Source records>
..........

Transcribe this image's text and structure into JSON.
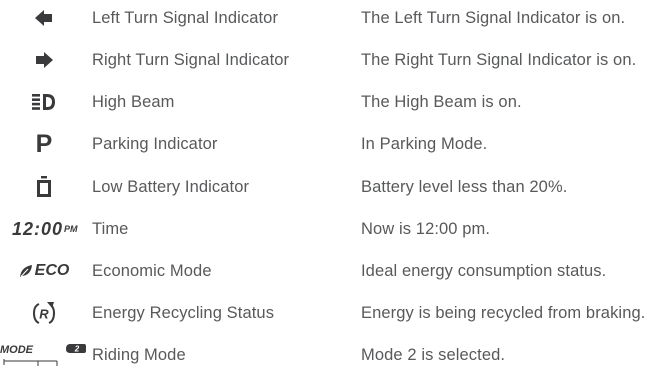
{
  "rows": [
    {
      "icon": "left-arrow-icon",
      "name": "Left Turn Signal Indicator",
      "description": "The Left Turn Signal Indicator is on."
    },
    {
      "icon": "right-arrow-icon",
      "name": "Right Turn Signal Indicator",
      "description": "The Right Turn Signal Indicator is on."
    },
    {
      "icon": "high-beam-icon",
      "name": "High Beam",
      "description": "The High Beam is on."
    },
    {
      "icon": "parking-icon",
      "icon_text": "P",
      "name": "Parking Indicator",
      "description": "In Parking Mode."
    },
    {
      "icon": "low-battery-icon",
      "name": "Low Battery Indicator",
      "description": "Battery level less than 20%."
    },
    {
      "icon": "time-display-icon",
      "icon_text": "12:00",
      "icon_suffix": "PM",
      "name": "Time",
      "description": "Now is 12:00 pm."
    },
    {
      "icon": "eco-leaf-icon",
      "icon_text": "ECO",
      "name": "Economic Mode",
      "description": "Ideal energy consumption status."
    },
    {
      "icon": "energy-recycling-icon",
      "icon_text": "R",
      "name": "Energy Recycling Status",
      "description": "Energy is being recycled from braking."
    },
    {
      "icon": "riding-mode-icon",
      "icon_text": "MODE",
      "icon_badge": "2",
      "name": "Riding Mode",
      "description": "Mode 2 is selected."
    }
  ]
}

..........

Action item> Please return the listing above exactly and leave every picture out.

Answer section>
Transcribe this image's text and structure into JSON.
{
  "rows": [
    {
      "icon": "left-arrow-icon",
      "name": "Left Turn Signal Indicator",
      "description": "The Left Turn Signal Indicator is on."
    },
    {
      "icon": "right-arrow-icon",
      "name": "Right Turn Signal Indicator",
      "description": "The Right Turn Signal Indicator is on."
    },
    {
      "icon": "high-beam-icon",
      "name": "High Beam",
      "description": "The High Beam is on."
    },
    {
      "icon": "parking-icon",
      "icon_text": "P",
      "name": "Parking Indicator",
      "description": "In Parking Mode."
    },
    {
      "icon": "low-battery-icon",
      "name": "Low Battery Indicator",
      "description": "Battery level less than 20%."
    },
    {
      "icon": "time-display-icon",
      "icon_text": "12:00",
      "icon_suffix": "PM",
      "name": "Time",
      "description": "Now is 12:00 pm."
    },
    {
      "icon": "eco-leaf-icon",
      "icon_text": "ECO",
      "name": "Economic Mode",
      "description": "Ideal energy consumption status."
    },
    {
      "icon": "energy-recycling-icon",
      "icon_text": "R",
      "name": "Energy Recycling Status",
      "description": "Energy is being recycled from braking."
    },
    {
      "icon": "riding-mode-icon",
      "icon_text": "MODE",
      "icon_badge": "2",
      "name": "Riding Mode",
      "description": "Mode 2 is selected."
    }
  ]
}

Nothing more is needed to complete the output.